◆ **TASK ITEM**
Your answer is every line of the material below in which the string "Windows" occurs.

DATA RECORDS below:

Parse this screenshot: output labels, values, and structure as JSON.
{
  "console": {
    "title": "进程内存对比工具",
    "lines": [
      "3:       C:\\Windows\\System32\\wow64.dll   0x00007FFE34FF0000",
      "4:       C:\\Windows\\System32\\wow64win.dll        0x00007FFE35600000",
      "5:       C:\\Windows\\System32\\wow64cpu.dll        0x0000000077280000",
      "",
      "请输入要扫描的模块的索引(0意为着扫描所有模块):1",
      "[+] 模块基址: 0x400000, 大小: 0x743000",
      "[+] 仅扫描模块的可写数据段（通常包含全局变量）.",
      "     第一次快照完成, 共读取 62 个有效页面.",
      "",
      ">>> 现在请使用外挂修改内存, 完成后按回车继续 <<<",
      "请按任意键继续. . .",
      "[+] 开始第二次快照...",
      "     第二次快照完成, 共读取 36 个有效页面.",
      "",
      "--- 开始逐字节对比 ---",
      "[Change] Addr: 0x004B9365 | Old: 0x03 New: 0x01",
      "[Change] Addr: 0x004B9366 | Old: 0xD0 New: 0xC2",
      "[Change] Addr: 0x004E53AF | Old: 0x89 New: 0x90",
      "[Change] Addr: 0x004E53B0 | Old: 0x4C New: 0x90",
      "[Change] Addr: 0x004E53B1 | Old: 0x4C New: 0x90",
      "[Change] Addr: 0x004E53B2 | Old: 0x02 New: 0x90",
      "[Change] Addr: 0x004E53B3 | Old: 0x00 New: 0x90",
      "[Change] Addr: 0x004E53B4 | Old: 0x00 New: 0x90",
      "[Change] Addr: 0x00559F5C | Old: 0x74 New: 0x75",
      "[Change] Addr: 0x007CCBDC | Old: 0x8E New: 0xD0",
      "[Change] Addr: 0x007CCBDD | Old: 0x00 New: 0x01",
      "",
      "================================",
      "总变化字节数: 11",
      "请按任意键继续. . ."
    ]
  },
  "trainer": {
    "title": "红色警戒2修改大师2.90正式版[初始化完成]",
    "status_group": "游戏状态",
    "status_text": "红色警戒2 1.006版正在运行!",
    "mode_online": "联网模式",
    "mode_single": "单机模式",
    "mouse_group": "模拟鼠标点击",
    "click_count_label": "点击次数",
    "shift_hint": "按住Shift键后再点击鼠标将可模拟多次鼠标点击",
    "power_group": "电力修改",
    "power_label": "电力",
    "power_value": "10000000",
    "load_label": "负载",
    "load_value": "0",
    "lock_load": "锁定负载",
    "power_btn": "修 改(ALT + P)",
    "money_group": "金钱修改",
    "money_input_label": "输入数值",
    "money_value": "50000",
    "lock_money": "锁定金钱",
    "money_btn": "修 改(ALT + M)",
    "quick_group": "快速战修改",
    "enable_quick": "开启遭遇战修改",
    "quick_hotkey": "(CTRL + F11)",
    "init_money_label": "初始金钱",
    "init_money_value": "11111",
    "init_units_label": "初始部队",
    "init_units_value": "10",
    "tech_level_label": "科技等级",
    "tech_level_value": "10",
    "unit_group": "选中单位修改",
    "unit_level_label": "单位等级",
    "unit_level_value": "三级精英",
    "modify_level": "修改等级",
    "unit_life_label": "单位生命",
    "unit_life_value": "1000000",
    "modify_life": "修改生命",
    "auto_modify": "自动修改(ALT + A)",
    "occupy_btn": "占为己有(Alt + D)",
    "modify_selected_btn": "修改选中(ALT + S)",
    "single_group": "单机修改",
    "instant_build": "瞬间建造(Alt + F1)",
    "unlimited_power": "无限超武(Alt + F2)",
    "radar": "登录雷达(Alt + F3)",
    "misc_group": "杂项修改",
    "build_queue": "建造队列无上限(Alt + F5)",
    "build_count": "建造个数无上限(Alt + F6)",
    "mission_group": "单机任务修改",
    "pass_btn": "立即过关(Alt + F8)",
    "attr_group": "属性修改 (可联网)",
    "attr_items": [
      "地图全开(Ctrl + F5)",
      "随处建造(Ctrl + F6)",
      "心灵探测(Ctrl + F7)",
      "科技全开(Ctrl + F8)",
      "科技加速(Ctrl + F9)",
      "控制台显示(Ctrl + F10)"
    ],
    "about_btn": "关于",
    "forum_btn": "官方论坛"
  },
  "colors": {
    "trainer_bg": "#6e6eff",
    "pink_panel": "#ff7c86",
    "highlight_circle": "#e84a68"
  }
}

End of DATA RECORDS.

◆ **ANSWER BOX**
      "3:       C:\\Windows\\System32\\wow64.dll   0x00007FFE34FF0000",
      "4:       C:\\Windows\\System32\\wow64win.dll        0x00007FFE35600000",
      "5:       C:\\Windows\\System32\\wow64cpu.dll        0x0000000077280000",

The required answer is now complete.